You don't have to run away but you would have to make much better use of the cover. The demos we've got here are obviously running on easy mode. So when it gets up to 007 Mode and it is one-shot-to-kill then it becomes quite challenging...
Basically, in the harder difficulties there isn't so much scope for all-out attack.
No, you'd probably be a little bit more careful. With the Focus Aims as well.... you'd have to use a lot more strategy in the way you clear a level. On the higher difficulties and later on in the game, you'd make much more judicious of the Focus Aims, and use them to the best of your ability because it's not an option to run into a room and just take everyone out.
With the driving segments, it's so interesting that Bizarre has this history of Blur and Project Gotham Racing, but really Blood Stone draws more from recent disaster games like Split: Second and Motorstorm: Apocalypse. With those games there are things are happening around you all the time, whereas with Blood Stone it feels like it's not quite as frequent because you don't want to go into the realms of fantasy. So how do you make it as exciting as those games without making the segments too ridiculous?

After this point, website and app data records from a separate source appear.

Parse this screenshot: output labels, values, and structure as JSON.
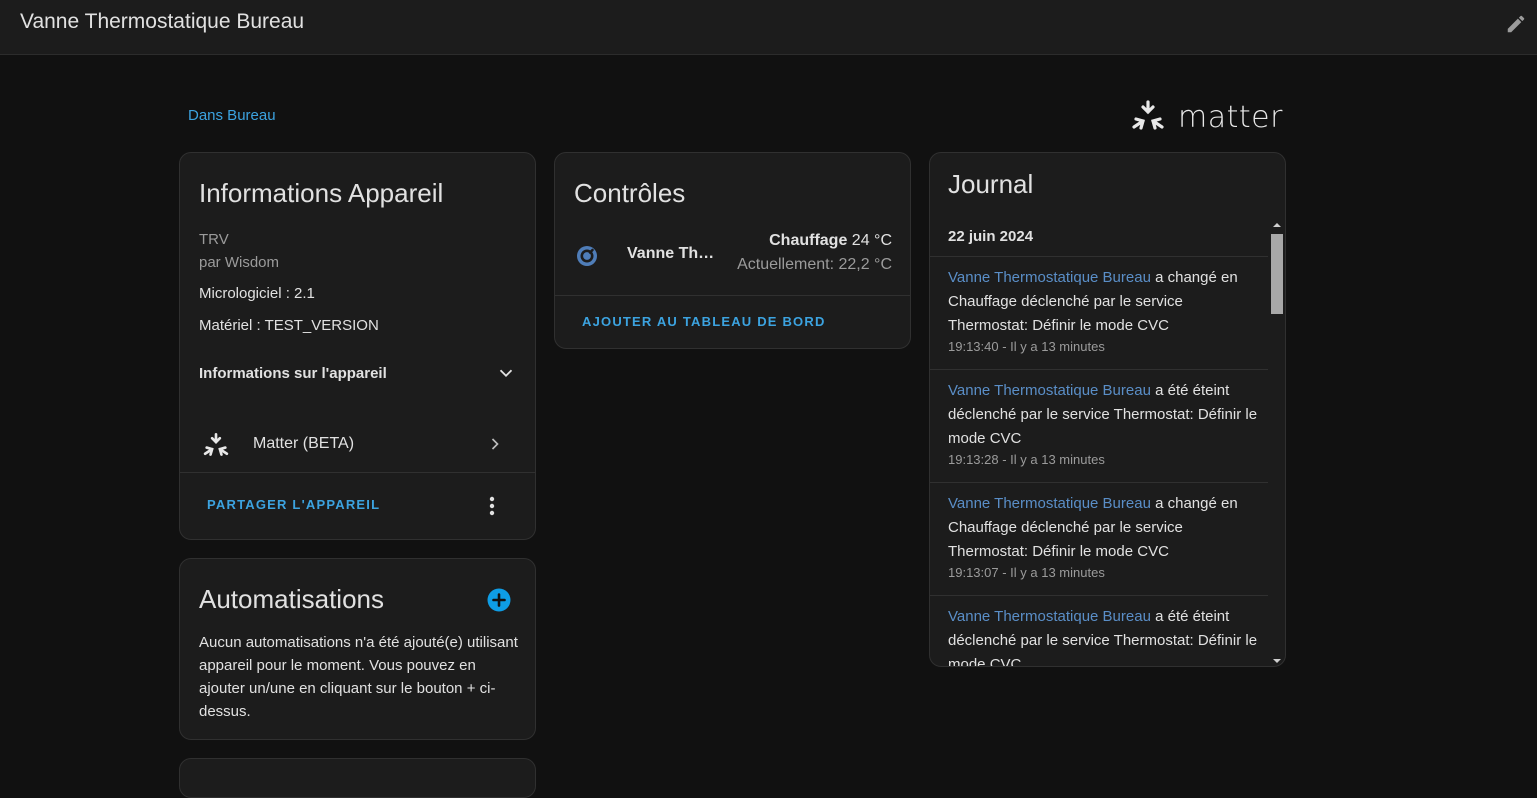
{
  "header": {
    "title": "Vanne Thermostatique Bureau",
    "edit_icon": "pencil-icon"
  },
  "area_link": "Dans Bureau",
  "brand": {
    "logo_icon": "matter-logo-icon",
    "word": "matter"
  },
  "device_info": {
    "title": "Informations Appareil",
    "model": "TRV",
    "manufacturer": "par Wisdom",
    "firmware": "Micrologiciel : 2.1",
    "hardware": "Matériel : TEST_VERSION",
    "expand_label": "Informations sur l'appareil",
    "integration_label": "Matter (BETA)",
    "share_label": "PARTAGER L'APPAREIL"
  },
  "automations": {
    "title": "Automatisations",
    "empty_text": "Aucun automatisations n'a été ajouté(e) utilisant appareil pour le moment. Vous pouvez en ajouter un/une en cliquant sur le bouton + ci-dessus."
  },
  "controls": {
    "title": "Contrôles",
    "entity_name": "Vanne Thermostatique Bureau",
    "entity_name_display": "Vanne Ther…",
    "mode": "Chauffage",
    "target": "24 °C",
    "current": "Actuellement: 22,2 °C",
    "add_dashboard_label": "AJOUTER AU TABLEAU DE BORD"
  },
  "logbook": {
    "title": "Journal",
    "date": "22 juin 2024",
    "entries": [
      {
        "entity": "Vanne Thermostatique Bureau",
        "text": " a changé en Chauffage déclenché par le service Thermostat: Définir le mode CVC",
        "time": "19:13:40 - Il y a 13 minutes"
      },
      {
        "entity": "Vanne Thermostatique Bureau",
        "text": " a été éteint déclenché par le service Thermostat: Définir le mode CVC",
        "time": "19:13:28 - Il y a 13 minutes"
      },
      {
        "entity": "Vanne Thermostatique Bureau",
        "text": " a changé en Chauffage déclenché par le service Thermostat: Définir le mode CVC",
        "time": "19:13:07 - Il y a 13 minutes"
      },
      {
        "entity": "Vanne Thermostatique Bureau",
        "text": " a été éteint déclenché par le service Thermostat: Définir le mode CVC",
        "time": ""
      }
    ]
  },
  "colors": {
    "accent": "#3ca3e0",
    "entity_link": "#5a8ec7",
    "background": "#111111",
    "card": "#1c1c1c"
  }
}
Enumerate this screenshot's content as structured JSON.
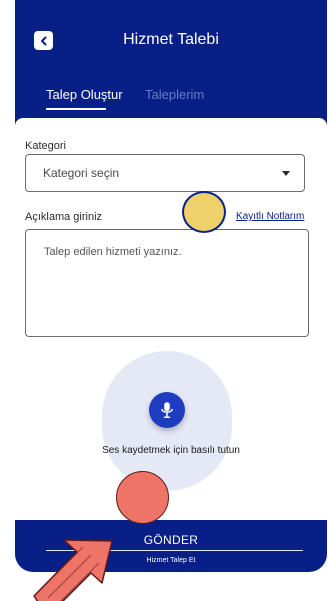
{
  "header": {
    "title": "Hizmet Talebi",
    "back_icon": "chevron-left-icon"
  },
  "tabs": [
    {
      "label": "Talep Oluştur",
      "active": true
    },
    {
      "label": "Taleplerim",
      "active": false
    }
  ],
  "form": {
    "category_label": "Kategori",
    "category_placeholder": "Kategori seçin",
    "description_label": "Açıklama giriniz",
    "saved_notes_link": "Kayıtlı Notlarım",
    "description_placeholder": "Talep edilen hizmeti yazınız."
  },
  "voice": {
    "hint": "Ses kaydetmek için basılı tutun",
    "mic_icon": "microphone-icon"
  },
  "footer": {
    "send_label": "GÖNDER",
    "sub_label": "Hizmet Talep Et"
  },
  "colors": {
    "primary": "#071f86",
    "accent": "#1f3bbf",
    "marker_yellow": "#efd169",
    "marker_red": "#ef7468"
  }
}
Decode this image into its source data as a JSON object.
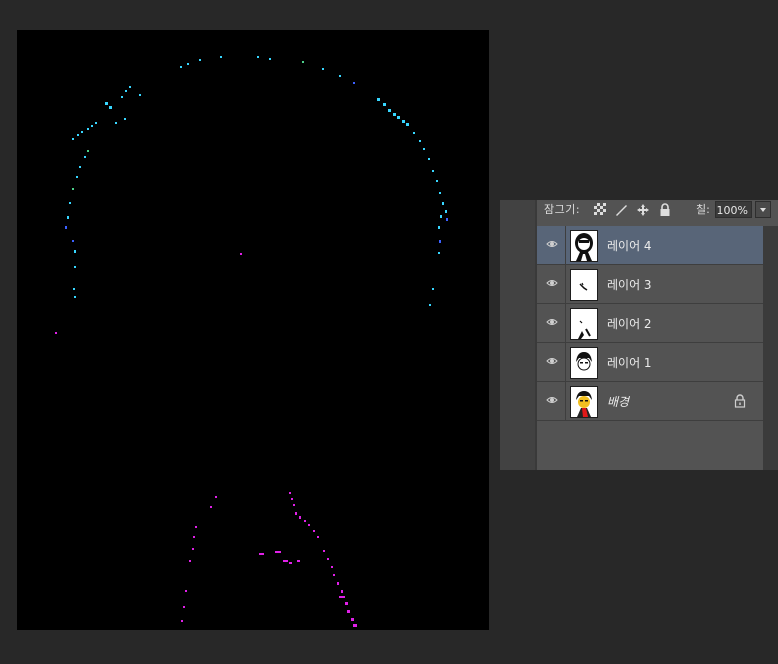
{
  "layers_panel": {
    "lock_label": "잠그기:",
    "fill_label": "칠:",
    "fill_value": "100%",
    "lock_icons": [
      "lock-transparent-pixels-icon",
      "lock-image-pixels-icon",
      "lock-position-icon",
      "lock-all-icon"
    ],
    "layers": [
      {
        "name": "레이어 4",
        "selected": true,
        "visible": true
      },
      {
        "name": "레이어 3",
        "selected": false,
        "visible": true
      },
      {
        "name": "레이어 2",
        "selected": false,
        "visible": true
      },
      {
        "name": "레이어 1",
        "selected": false,
        "visible": true
      },
      {
        "name": "배경",
        "selected": false,
        "visible": true,
        "locked": true,
        "italic": true
      }
    ]
  },
  "colors": {
    "app_background": "#282828",
    "canvas_background": "#000000",
    "selected_layer": "#586578",
    "stroke_cyan": "#37d6ff",
    "stroke_magenta": "#e020e8"
  }
}
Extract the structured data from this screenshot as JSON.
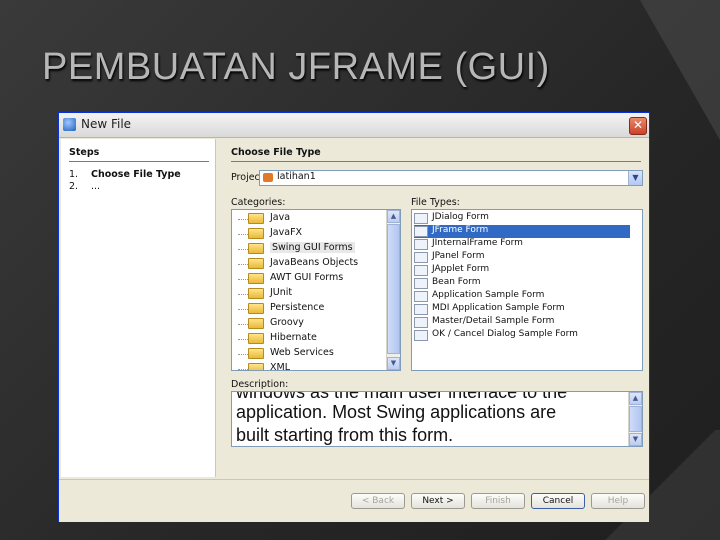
{
  "slide": {
    "title": "PEMBUATAN JFRAME (GUI)"
  },
  "dialog": {
    "title": "New File",
    "close_glyph": "✕",
    "steps": {
      "heading": "Steps",
      "items": [
        {
          "num": "1.",
          "label": "Choose File Type"
        },
        {
          "num": "2.",
          "label": "..."
        }
      ]
    },
    "main_heading": "Choose File Type",
    "project": {
      "label": "Project:",
      "value": "latihan1"
    },
    "categories": {
      "label": "Categories:",
      "items": [
        "Java",
        "JavaFX",
        "Swing GUI Forms",
        "JavaBeans Objects",
        "AWT GUI Forms",
        "JUnit",
        "Persistence",
        "Groovy",
        "Hibernate",
        "Web Services",
        "XML"
      ],
      "selected": "Swing GUI Forms"
    },
    "file_types": {
      "label": "File Types:",
      "items": [
        "JDialog Form",
        "JFrame Form",
        "JInternalFrame Form",
        "JPanel Form",
        "JApplet Form",
        "Bean Form",
        "Application Sample Form",
        "MDI Application Sample Form",
        "Master/Detail Sample Form",
        "OK / Cancel Dialog Sample Form"
      ],
      "selected": "JFrame Form"
    },
    "description": {
      "label": "Description:",
      "lines": [
        "windows as the main user interface to the",
        "application. Most Swing applications are",
        "built starting from this form."
      ]
    },
    "buttons": {
      "back": "< Back",
      "next": "Next >",
      "finish": "Finish",
      "cancel": "Cancel",
      "help": "Help"
    }
  },
  "colors": {
    "selection": "#316ac5",
    "dialog_bg": "#ece9d8",
    "title_text": "#b7b7b7"
  },
  "icons": [
    "app-icon",
    "close-icon",
    "folder-icon",
    "form-icon",
    "chevron-down-icon",
    "scroll-up-icon",
    "scroll-down-icon"
  ]
}
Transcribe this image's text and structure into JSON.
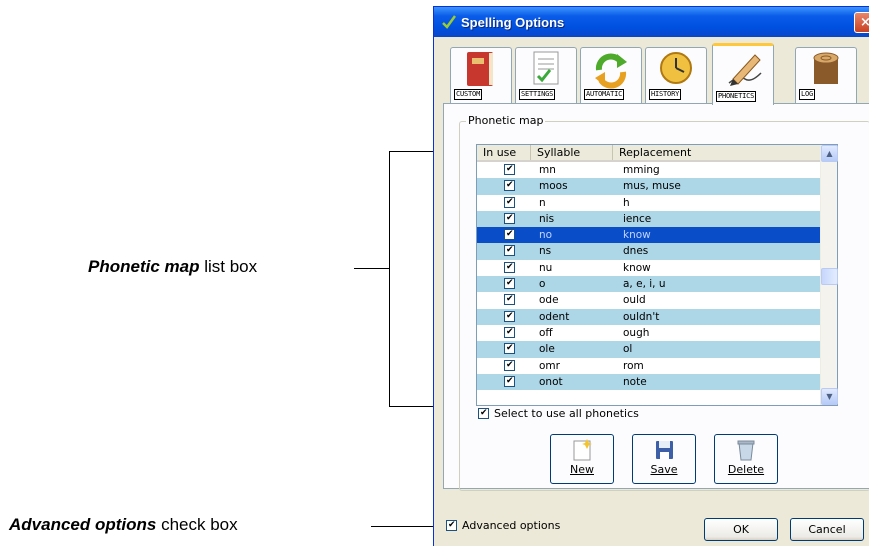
{
  "annotations": {
    "phonetic_map_bold": "Phonetic map",
    "phonetic_map_rest": " list box",
    "advanced_bold": "Advanced options",
    "advanced_rest": " check box"
  },
  "window": {
    "title": "Spelling Options",
    "close_glyph": "×"
  },
  "tabs": [
    {
      "label": "CUSTOM",
      "icon": "book-icon"
    },
    {
      "label": "SETTINGS",
      "icon": "document-check-icon"
    },
    {
      "label": "AUTOMATIC",
      "icon": "refresh-arrows-icon"
    },
    {
      "label": "HISTORY",
      "icon": "clock-icon"
    },
    {
      "label": "PHONETICS",
      "icon": "pen-icon",
      "active": true
    },
    {
      "label": "LOG",
      "icon": "log-icon"
    }
  ],
  "group": {
    "label": "Phonetic map"
  },
  "list": {
    "columns": [
      "In use",
      "Syllable",
      "Replacement"
    ],
    "rows": [
      {
        "syllable": "mn",
        "replacement": "mming"
      },
      {
        "syllable": "moos",
        "replacement": "mus, muse"
      },
      {
        "syllable": "n",
        "replacement": "h"
      },
      {
        "syllable": "nis",
        "replacement": "ience"
      },
      {
        "syllable": "no",
        "replacement": "know"
      },
      {
        "syllable": "ns",
        "replacement": "dnes"
      },
      {
        "syllable": "nu",
        "replacement": "know"
      },
      {
        "syllable": "o",
        "replacement": "a, e, i, u"
      },
      {
        "syllable": "ode",
        "replacement": "ould"
      },
      {
        "syllable": "odent",
        "replacement": "ouldn't"
      },
      {
        "syllable": "off",
        "replacement": "ough"
      },
      {
        "syllable": "ole",
        "replacement": "ol"
      },
      {
        "syllable": "omr",
        "replacement": "rom"
      },
      {
        "syllable": "onot",
        "replacement": "note"
      }
    ],
    "selected_index": 4
  },
  "select_all": {
    "label": "Select to use all phonetics",
    "checked": true
  },
  "buttons": {
    "new": "New",
    "save": "Save",
    "delete": "Delete",
    "ok": "OK",
    "cancel": "Cancel"
  },
  "advanced": {
    "label": "Advanced options",
    "checked": true
  }
}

Yeah, that's a toughie. It has to plausibly follow the narrative, right? We have two quite destructive driving areas - one of which we're not allowed to reveal today - but the other is the Refinery Driving level. There's a balancing act between having an intense spectacle for the player to enjoy without having them throw the handset away because it's just so ridiculous. It also didn't need to be artificial. In Refinery Driving there's a specific reason why all the stuff is falling down. You set that chain events into action in the previous run-and-gun level. You don't just happen to be driving through Siberia with this refinery falling down, it's a chain of events that you set into motion. So when you play it through in order it makes sense and it doesn't seem unrealistic that it's happening. Whereas if we just drove you through Istanbul and collapsed the city around you I think that would be a step too far, not even a Bond movie would go that far. So there's a fine line between plausible reality and utter nonsense.
If you took away Bond from the game, what would you say is the USP that will separate it from other games coming out at the moment?
I think the cover-based combat system is quite original. It's been influenced by many but it's done in a quite original, and I think it's quite satisfying to do and I think it's a very satisfying experience to play. But also I think the blending of driving and action is - well, it's not unique, but I think we've done it well in terms of the pacing of the story. It's trying to effectively make a cinematic piece that's longer than a movie, to borrow the pacing of a movie but to extend it over the period of five, six, or seven hours rather than an hour and a half, and I think we've been quite successful with that.
Just before we go, then; if you could be any Bond - Craig, Connery, whoever - who would you be?
Roger Moore. He was the one I grew up with. The first Bond movie I went to see at the cinema was Moonraker. I think you always have that affinity to the Bond who was current when you were growing up. I think Daniel Craig is great, and I think Casino Royale is probably the best Bond movie, but I definitely have a soft spot for the Moore years.
And finally, it wouldn't be right for me to come all the way to Bizarre without asking or begging you to make Geometry Wars: Retro Evolved 3. So what is going on with Geometry Wars?
We've got plans...
(laughs) You wouldn't expect me to say any more, would you?
It was worth a try. Thanks for your time, Neil.